A range map is a two-dimensional array of measured 3-D locations. Typical range maps in our work have dimensions of approximately 500x200 measured points, with measurement accuracy of 0.5 mm for the coarser work down to well under 0.1 mm.
Larger objects can be scanned by reconfiguring the sensor. There is a trade-off between the maximum dimension of the specimen and the spatial sampling rates (commonly called "resolution", although that term really is an optical one referring to a completely different concept). Increase the scanning volume and you make the sampling more coarse.

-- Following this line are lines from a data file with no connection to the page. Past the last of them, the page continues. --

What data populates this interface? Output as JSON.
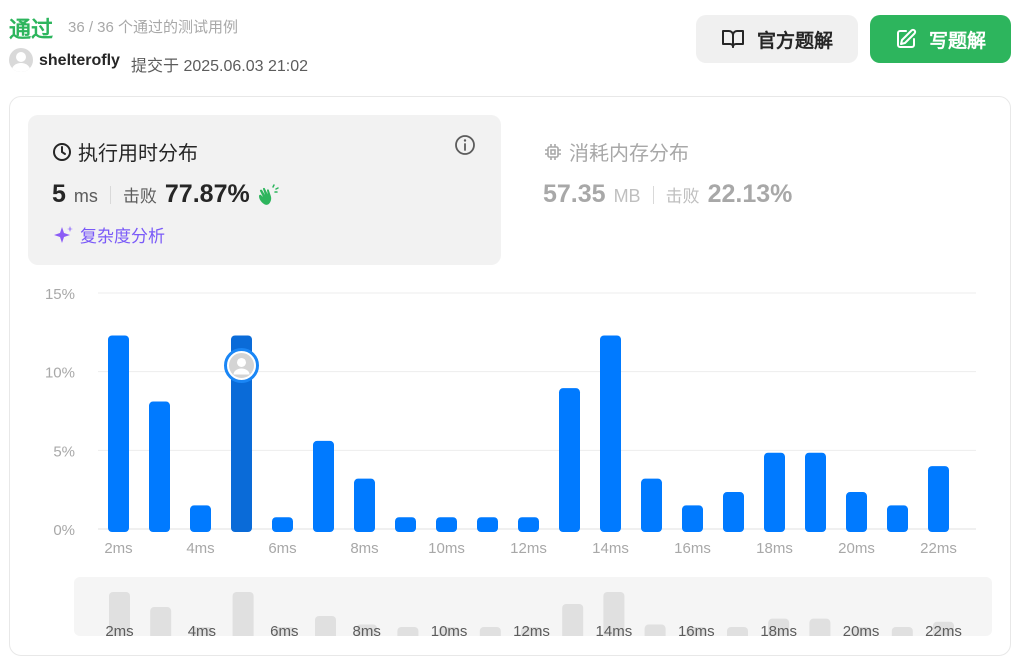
{
  "header": {
    "status": "通过",
    "cases": "36 / 36 个通过的测试用例",
    "username": "shelterofly",
    "submitted": "提交于 2025.06.03 21:02",
    "official_solution_label": "官方题解",
    "write_solution_label": "写题解"
  },
  "runtime": {
    "title": "执行用时分布",
    "value": "5",
    "unit": "ms",
    "beat_label": "击败",
    "beat_value": "77.87%",
    "complexity_label": "复杂度分析"
  },
  "memory": {
    "title": "消耗内存分布",
    "value": "57.35",
    "unit": "MB",
    "beat_label": "击败",
    "beat_value": "22.13%"
  },
  "colors": {
    "accent_green": "#2db55d",
    "bar_blue": "#007aff",
    "bar_highlight": "#0a6bd8",
    "mini_bar": "#e0e0e0"
  },
  "chart_data": {
    "type": "bar",
    "categories": [
      "2ms",
      "3ms",
      "4ms",
      "5ms",
      "6ms",
      "7ms",
      "8ms",
      "9ms",
      "10ms",
      "11ms",
      "12ms",
      "13ms",
      "14ms",
      "15ms",
      "16ms",
      "17ms",
      "18ms",
      "19ms",
      "20ms",
      "21ms",
      "22ms"
    ],
    "tick_labels": [
      "2ms",
      "4ms",
      "6ms",
      "8ms",
      "10ms",
      "12ms",
      "14ms",
      "16ms",
      "18ms",
      "20ms",
      "22ms"
    ],
    "values": [
      12.3,
      8.1,
      1.5,
      12.3,
      0.75,
      5.6,
      3.2,
      0.75,
      0.75,
      0.75,
      0.75,
      8.95,
      12.3,
      3.2,
      1.5,
      2.35,
      4.85,
      4.85,
      2.35,
      1.5,
      4.0
    ],
    "highlight": "5ms",
    "y_ticks": [
      "0%",
      "5%",
      "10%",
      "15%"
    ],
    "ylim": [
      0,
      15
    ],
    "grid": true
  }
}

If neighbor relationships within the array of the range map correspond to neighbor relationships in 3-D space (a reasonable assumption for data from a single-plane structured-light sensor), we can calculate local orientation, or surface normal, and then make meaningful images by selecting some suitable mapping of (x,y,z) location and/or orientation to intensity and hue. Each pixel in the image then corresponds to a precisely measured (x,y,z) location.
The following images show visualizations of three range maps for a skull of the scorpaenid fish Neomerinthe hemingwayi. The skull is about 90 mm long. The range maps are each about 500x200 points in size, with spatial sampling rates of approximately 0.2-0.4 mm in each dimension (This is relaitvely coarse — note that "contour map" effect on the flat region at the rear of the dorsal view). The intensity of each pixel shows the local surface orientation, using a lighting model that simulates a point light source above the viewer's left shoulder. Hue encodes range from the sensor. Blue points are further away and red points are nearer the sensor.